In Marks and Spencer Plc v BNP Paribas Securities Services Trust Company (Jersey) Limited and another [2014] EWCA Civ 603 the Court of Appeal overturned the first instance decision of Morgan J ([2013] EWHC 1279 Ch). The case concerned rent paid up in advance of a break clause being activated and whether the lessor had to repay rent in respect of the period after the break date. At first instance, Morgan J held that there was an implied term in the lease that the rent paid up in advance could be apportioned; the tenant would be repaid that portion of the rent in respect of the period falling after the break date. The Court of Appeal held that there was no such implied term: the landlord would be entitled to keep all of the rent paid up in advance, even if a full quarter’s rent had to be paid very shortly before the lease came to an end because of the break clause.

The case concerned four sub-leases between the parties for separate floors of an office block in Paddington, London. Rent was payable in advance on the usual quarter days. The reddendum in clause 2 stated that the basic rent should be paid ‘yearly and proportionately for any part of a year by equal quarterly instalments on the Quarter Days’. The break clause allowed the lessee to terminate the lease on 24 January 2012. To activate the break clause, the lessee had to give six months’ notice, there had to be no arrears of rent or VAT on rent, and a premium had to be paid. There was no express term entitling the lessee to be repaid any sum by way of rent that he or she had paid in excess of what was due for periods prior to the break date.

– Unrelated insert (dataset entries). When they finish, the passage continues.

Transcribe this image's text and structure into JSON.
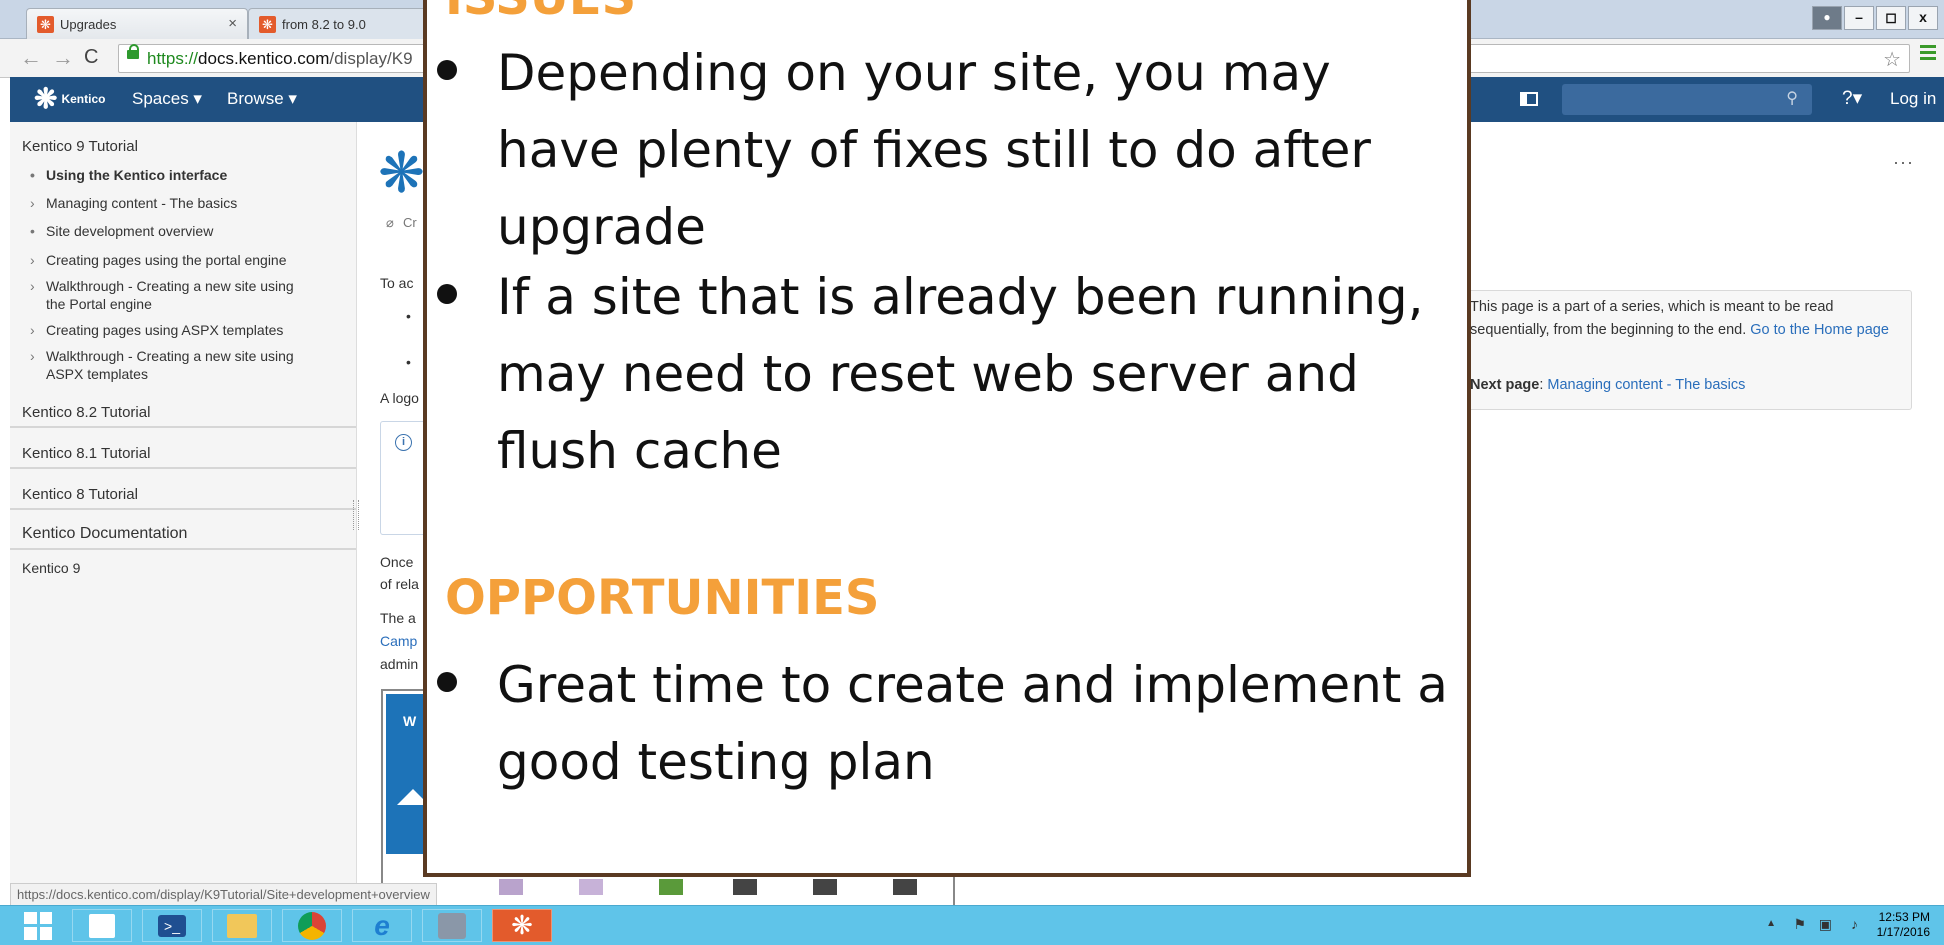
{
  "browser": {
    "tabs": [
      {
        "title": "Upgrades",
        "close": "×"
      },
      {
        "title": "from 8.2 to 9.0"
      }
    ],
    "address": {
      "scheme": "https",
      "host": "docs.kentico.com",
      "path": "/display/K9"
    },
    "window_controls": [
      "–",
      "◻",
      "x"
    ]
  },
  "confluence_header": {
    "logo_text": "Kentico",
    "nav": [
      {
        "label": "Spaces ▾"
      },
      {
        "label": "Browse ▾"
      }
    ],
    "help": "?▾",
    "login": "Log in"
  },
  "sidebar": {
    "space_title": "Kentico 9 Tutorial",
    "items": [
      {
        "marker": "•",
        "label": "Using the Kentico interface",
        "bold": true
      },
      {
        "marker": "›",
        "label": "Managing content - The basics"
      },
      {
        "marker": "•",
        "label": "Site development overview"
      },
      {
        "marker": "›",
        "label": "Creating pages using the portal engine"
      },
      {
        "marker": "›",
        "label": "Walkthrough - Creating a new site using the Portal engine"
      },
      {
        "marker": "›",
        "label": "Creating pages using ASPX templates"
      },
      {
        "marker": "›",
        "label": "Walkthrough - Creating a new site using ASPX templates"
      }
    ],
    "sections": [
      "Kentico 8.2 Tutorial",
      "Kentico 8.1 Tutorial",
      "Kentico 8 Tutorial",
      "Kentico Documentation",
      "Kentico 9"
    ]
  },
  "main": {
    "fragments": {
      "cr": "Cr",
      "to_ac": "To ac",
      "a_logo": "A logo",
      "once": "Once",
      "of_rela": "of rela",
      "the_a": "The a",
      "camp": "Camp",
      "admin": "admin"
    },
    "thumb_heading": "W",
    "series_note": {
      "text": "This page is a part of a series, which is meant to be read sequentially, from the beginning to the end.",
      "link": "Go to the Home page",
      "next_label": "Next page",
      "next_link": "Managing content - The basics"
    },
    "more": "···"
  },
  "status_url": "https://docs.kentico.com/display/K9Tutorial/Site+development+overview",
  "slide": {
    "issues_heading": "ISSUES",
    "issues": [
      "Depending on your site, you may have plenty of fixes still to do after upgrade",
      "If a site that is already been running, may need to reset web server and flush cache"
    ],
    "opportunities_heading": "OPPORTUNITIES",
    "opportunities": [
      "Great time to create and implement a good testing plan"
    ]
  },
  "taskbar": {
    "time": "12:53 PM",
    "date": "1/17/2016"
  },
  "colors": {
    "confluence_header": "#205081",
    "heading_orange": "#f4a03a",
    "slide_border": "#5a3a22",
    "taskbar": "#5fc4e9"
  }
}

M&S complied with the conditions of the break clause, paying the rent for the quarter on 25 December 2011. The lease came to an end on 24 January 2012. M&S demanded repayment of the rent paid in advance for the period from 25 January to 24 March 2012 (the broken period). At first instance Morgan J held that there was an implied term that the lessor would repay the rent paid in respect of the broken period.

Arden LJ, with whom Jackson and Fulford LJJ agreed, held that there was no such implied term. Following A.G. of Belize v Belize Telecom [2009] 1 WLR 1988, the starting point was that if there was no express term, none would be implied. The court will not imply a term as a matter of interpretation unless it is necessary that the agreement should contain such a term to achieve the parties’ express agreement, purposively construed against the admissible background.

Rent is not simply a payment to the lessor for the use and occupation of the premises: it is also used as a yardstick for compensating a party for some loss that he incurs by entering into a lease. When the parties signed up to the lease it would have been obvious that rent would have to be paid on the last quarter day in full for a period that went beyond the break date. The parties could easily have added a clause to the effect that the lessor was to repay any rent paid for the broken period. The point that such a clause could have been included expressly so easily might even be a factor against its implication.

Practitioners should consider the following points:

  • When drafting a break clause, consider what is to happen to rent and other payments made before the lease comes to an end. Is the lessor going to repay them on an apportionment basis? If so, include this expressly in the lease.
  • It was re-emphasised that Belize will not allow courts to imply terms simply because they are ‘reasonable’. If a term is not included in an agreement, the starting point is that the term should not be implied. Courts will be increasingly loyal to the parties’ agreement.
  • Given this, each lease should be considered separately. Consider the requirements and effect of each break clause carefully.